Across illustrations, zines and comics, Charlotte Allingham creates graphic works deeply reflective of her thoughts connecting to culture, identity, the broader impacts of colonisation and how one can activate change.

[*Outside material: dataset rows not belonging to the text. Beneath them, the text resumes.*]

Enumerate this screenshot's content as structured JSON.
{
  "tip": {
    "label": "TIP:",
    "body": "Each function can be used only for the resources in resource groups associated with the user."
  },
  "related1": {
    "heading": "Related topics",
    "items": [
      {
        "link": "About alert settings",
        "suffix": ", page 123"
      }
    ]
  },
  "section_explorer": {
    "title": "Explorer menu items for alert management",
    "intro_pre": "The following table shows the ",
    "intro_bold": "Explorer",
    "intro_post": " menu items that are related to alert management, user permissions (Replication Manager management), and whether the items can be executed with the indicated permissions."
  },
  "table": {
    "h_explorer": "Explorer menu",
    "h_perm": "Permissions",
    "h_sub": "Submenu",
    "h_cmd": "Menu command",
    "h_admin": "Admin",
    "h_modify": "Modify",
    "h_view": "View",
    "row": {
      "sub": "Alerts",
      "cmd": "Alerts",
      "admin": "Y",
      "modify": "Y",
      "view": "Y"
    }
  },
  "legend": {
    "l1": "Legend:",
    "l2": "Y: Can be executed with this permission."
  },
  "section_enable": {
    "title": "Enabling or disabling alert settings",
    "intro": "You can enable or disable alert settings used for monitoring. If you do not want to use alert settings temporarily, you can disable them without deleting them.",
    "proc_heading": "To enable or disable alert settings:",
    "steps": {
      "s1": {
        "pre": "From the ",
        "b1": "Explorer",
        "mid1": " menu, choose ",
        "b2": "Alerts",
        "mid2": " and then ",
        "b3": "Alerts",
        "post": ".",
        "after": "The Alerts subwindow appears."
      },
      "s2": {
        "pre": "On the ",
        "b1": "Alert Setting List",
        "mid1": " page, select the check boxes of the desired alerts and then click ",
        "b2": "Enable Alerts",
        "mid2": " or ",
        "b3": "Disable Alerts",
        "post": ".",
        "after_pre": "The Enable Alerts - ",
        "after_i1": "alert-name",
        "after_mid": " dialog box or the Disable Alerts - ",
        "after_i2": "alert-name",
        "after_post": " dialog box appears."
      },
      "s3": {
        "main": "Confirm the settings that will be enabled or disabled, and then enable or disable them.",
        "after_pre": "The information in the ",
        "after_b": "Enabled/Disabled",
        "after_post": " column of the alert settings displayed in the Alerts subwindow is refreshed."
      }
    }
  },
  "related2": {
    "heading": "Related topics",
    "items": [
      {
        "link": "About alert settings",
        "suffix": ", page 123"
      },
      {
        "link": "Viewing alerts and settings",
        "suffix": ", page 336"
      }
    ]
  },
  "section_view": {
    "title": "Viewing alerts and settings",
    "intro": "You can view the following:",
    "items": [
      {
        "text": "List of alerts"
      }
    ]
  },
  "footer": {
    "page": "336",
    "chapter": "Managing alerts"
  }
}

At the centre of the frame, Allingham’s works often place Indigenous women within landscapes, with animals, at front-line protests or in intimate conversations. These deeply personal scenes present clear definitions of self-empowerment and freedom, offering guidance, suggesting actions and philosophies of how histories can be re-read, and how the individual’s personal aches can be shared as a moment of relief and acknowledgement. The works in this installation were commissioned to respond to the seven themes of NIRIN. Using only Wiradjuri words, these works beautifully unfold the way these themes are interrelated and centred in an interconnected way of being. DHAAGUN | My ancestors, roots steaming from the soles of my feet, deep deep. red dirt. BAGARAY-BANG | Allowing my heart to feel the wind, the way it whispers through my pain, I hear the broken pieces coming together. one piece. two pieces. YIRAWY–DHURAY | My body needs. My soul needs. Connect. Connect. I hear you. GURRAY | In this I will come through, powerful and brave. Through this I will become. Transcend this. Transform aspects to grow another. NGAWAAL-GUYUNGAN | Resist. My voice gives home to my ideas, to stand against the colony, and will not falter, for I am who I am. My father’s daughter. the design of my ancestors. BILA | The river that flows through my country, like the blood. Keep me surviving. I hear you, just as my grandmother does from her house. I am far, but you are here. I hear you. Charlotte Allingham is a 26-year-old Wiradjuri, Ngiyampaa woman from New South Wales, with family ties to Condobolin and Ivanhoe. She currently lives in Naarm, creating Illustrations about her culture and identity, and the impacts of colonisation. Commissioned by the Biennale of Sydney with generous support from Aesop and the Copyright Agency’s Cultural Fund